Captain James Rodríguez has had a somewhat difficult season at Real Madrid and has become the focus of transfer rumors. His goal against AS Roma last week was only his third in the past four months. Midfielder Juan Cuadrado and forward Carlos Bacca, who star in Serie A, will have to rise to the occasion to drag Colombia out of its funk. Coach José Pékerman’s team finished 2015 with just one victory in seven matches.
Americans in Asia
Many of the usual suspects already are well on their way to Asia’s third round, which will comprise two groups of six teams each. The battle for two less-certain berths will impact the World Cup fortunes of two Michigan natives, one of whom could take part this week.
Former Sporting Kansas City forward Soony Saad, who’s now playing professionally in Thailand, is part of the Lebanon side that sits third in Group G at 3-2-1. It trails Kuwait, which currently is under FIFA suspension, on goal difference. The runner-up behind South Korea will have a shot at a spot in the next round (the top four of 10 second-place finishers qualify). Lebanon will conclude group play at South Korea on Tuesday and at home against Myanmar (2-4-1). With the right results, a pending ruling by the FIFA Disciplinary Committee on Kuwait’s World Cup fate will be irrelevant.
Saad has appeared four times for Lebanon and has yet to feature in the World Cup campaign, but he’s been called up for the upcoming qualifiers.
Columbus Crew midfielder Justin Meram has played 17 times and scored two World Cup qualifying goals for Iraq, but won’t be part of the team that plays Thailand and Vietnam in Tehran (Iraq can’t host games).
Iraq (2-0-2) trails the Thais (4-0-1) by five points and could clinch first with two wins.

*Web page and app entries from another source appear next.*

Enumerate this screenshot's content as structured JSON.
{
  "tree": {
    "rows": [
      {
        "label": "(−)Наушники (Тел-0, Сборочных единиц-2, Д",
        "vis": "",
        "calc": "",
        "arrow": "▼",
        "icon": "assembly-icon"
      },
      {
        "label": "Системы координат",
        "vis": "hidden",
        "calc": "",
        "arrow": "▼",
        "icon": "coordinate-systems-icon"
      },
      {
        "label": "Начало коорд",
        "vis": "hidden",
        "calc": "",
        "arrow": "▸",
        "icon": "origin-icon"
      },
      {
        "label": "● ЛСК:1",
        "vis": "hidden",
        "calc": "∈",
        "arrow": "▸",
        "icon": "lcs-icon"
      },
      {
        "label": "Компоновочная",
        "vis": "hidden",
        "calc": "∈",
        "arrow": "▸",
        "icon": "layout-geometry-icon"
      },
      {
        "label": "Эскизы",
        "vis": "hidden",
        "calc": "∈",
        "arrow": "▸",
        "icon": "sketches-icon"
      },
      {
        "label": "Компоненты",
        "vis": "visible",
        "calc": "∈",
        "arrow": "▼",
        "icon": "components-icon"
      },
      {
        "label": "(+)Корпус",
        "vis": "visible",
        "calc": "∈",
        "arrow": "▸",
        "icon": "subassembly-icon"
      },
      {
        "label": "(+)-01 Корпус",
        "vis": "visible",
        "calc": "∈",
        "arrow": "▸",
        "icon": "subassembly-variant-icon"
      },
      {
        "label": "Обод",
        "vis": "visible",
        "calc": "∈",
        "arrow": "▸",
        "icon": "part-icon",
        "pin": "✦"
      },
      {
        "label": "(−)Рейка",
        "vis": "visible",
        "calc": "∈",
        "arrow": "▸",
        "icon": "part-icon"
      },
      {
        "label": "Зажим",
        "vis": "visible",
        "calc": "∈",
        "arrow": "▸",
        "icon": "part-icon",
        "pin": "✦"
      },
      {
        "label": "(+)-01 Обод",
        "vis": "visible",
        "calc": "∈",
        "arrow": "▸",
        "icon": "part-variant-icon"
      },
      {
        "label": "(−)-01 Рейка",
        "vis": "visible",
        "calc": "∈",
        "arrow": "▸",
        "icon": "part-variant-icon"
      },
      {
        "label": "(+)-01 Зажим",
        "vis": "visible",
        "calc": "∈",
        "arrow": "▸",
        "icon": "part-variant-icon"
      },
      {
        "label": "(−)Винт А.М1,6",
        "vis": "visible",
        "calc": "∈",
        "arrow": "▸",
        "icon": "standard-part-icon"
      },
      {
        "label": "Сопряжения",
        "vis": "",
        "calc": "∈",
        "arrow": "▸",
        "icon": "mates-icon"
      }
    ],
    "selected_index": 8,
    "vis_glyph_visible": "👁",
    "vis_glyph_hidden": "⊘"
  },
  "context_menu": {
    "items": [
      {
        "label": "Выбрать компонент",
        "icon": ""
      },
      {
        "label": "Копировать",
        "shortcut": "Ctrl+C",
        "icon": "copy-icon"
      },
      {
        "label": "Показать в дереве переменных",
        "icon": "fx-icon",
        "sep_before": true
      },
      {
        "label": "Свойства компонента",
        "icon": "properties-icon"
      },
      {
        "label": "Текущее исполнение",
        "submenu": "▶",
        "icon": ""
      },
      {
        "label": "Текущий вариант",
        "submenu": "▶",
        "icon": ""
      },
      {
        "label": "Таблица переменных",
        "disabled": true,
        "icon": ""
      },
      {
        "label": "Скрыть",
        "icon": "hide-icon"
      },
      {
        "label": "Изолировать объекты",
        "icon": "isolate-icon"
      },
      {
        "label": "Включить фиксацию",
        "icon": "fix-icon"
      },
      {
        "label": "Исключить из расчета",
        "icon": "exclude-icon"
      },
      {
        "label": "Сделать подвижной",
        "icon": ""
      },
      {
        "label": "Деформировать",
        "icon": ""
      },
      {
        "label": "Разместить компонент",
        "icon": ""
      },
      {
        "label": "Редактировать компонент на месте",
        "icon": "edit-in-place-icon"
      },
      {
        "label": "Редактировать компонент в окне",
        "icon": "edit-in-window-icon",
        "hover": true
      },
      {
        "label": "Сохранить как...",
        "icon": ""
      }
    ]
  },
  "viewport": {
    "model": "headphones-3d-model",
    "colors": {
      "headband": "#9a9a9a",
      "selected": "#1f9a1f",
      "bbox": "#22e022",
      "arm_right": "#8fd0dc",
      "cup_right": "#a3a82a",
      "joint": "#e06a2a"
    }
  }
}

It leads Vietnam (1-2-1) by four and should at least finish second.
LA Galaxy defender AJ DeLaGarza, who’s from Maryland, will join Guam despite the team’s elimination from World Cup qualifying. The Matao (2-4-1) visit Oman on Tuesday and can still move on in qualifying for the 2019 Asian Cup.
China facing early elimination, again
The obscene amounts of money being spent by Chinese Super League clubs and on academies and training centers may make a difference down the road for the soccer’s most underachieving nation, but it’s almost certainly too late for 2018. China has qualified for just one World Cup (2002, when it had no wins and no goals) and hosts Maldives and Qatar over the next week. At 3-1-2, it can’t catch Qatar (6-0-0) and trails Hong Kong (4-1-2) for second place in Group C.
China needs good results and some help in order to finish among the best runners-up. It has been eliminated at this penultimate stage of Asian qualifying in each of the past three cycles.